Web page and app entries:

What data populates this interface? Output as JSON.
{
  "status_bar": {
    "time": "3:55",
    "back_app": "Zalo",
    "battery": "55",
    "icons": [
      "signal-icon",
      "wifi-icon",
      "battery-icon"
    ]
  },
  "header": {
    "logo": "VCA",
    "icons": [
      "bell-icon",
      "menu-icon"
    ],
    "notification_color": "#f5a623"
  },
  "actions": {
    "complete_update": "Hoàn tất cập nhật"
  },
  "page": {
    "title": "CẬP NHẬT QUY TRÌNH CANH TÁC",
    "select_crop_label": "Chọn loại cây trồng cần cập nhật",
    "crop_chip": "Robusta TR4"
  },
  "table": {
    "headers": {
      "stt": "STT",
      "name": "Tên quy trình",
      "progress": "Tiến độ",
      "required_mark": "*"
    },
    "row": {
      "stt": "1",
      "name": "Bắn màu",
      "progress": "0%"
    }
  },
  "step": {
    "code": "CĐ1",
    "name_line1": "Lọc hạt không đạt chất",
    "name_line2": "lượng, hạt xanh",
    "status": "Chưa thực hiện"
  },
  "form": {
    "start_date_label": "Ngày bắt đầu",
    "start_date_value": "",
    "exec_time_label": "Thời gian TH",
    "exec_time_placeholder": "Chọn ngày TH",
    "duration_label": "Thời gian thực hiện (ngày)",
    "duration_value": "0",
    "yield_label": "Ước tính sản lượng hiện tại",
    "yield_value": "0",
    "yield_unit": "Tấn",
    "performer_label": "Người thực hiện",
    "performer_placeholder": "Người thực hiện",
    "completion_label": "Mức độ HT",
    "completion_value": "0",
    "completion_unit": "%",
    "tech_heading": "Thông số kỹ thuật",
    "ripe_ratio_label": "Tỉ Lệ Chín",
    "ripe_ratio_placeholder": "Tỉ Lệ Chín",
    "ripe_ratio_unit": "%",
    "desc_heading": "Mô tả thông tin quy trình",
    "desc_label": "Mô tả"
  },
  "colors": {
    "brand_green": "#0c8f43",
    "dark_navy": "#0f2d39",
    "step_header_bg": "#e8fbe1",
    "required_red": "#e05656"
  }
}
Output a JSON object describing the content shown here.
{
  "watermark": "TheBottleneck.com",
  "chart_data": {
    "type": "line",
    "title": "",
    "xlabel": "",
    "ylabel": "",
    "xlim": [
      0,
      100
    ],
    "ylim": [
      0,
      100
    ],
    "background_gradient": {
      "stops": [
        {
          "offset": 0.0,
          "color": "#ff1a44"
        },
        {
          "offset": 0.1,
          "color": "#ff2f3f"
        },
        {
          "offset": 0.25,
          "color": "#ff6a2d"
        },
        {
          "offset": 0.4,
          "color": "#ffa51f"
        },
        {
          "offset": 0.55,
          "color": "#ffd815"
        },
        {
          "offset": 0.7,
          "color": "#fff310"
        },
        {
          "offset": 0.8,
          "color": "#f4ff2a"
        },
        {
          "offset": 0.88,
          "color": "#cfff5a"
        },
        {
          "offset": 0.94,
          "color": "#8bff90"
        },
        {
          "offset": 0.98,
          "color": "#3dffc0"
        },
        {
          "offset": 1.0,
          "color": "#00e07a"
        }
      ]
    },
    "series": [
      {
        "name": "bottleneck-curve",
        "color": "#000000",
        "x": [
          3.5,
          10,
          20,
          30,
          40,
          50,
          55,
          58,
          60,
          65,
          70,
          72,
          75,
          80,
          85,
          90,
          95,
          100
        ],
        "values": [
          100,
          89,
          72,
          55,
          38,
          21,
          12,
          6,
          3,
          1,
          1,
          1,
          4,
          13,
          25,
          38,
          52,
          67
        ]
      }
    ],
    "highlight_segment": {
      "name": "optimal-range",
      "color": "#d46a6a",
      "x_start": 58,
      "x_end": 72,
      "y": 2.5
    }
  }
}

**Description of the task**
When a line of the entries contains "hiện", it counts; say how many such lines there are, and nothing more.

**Final answer**
5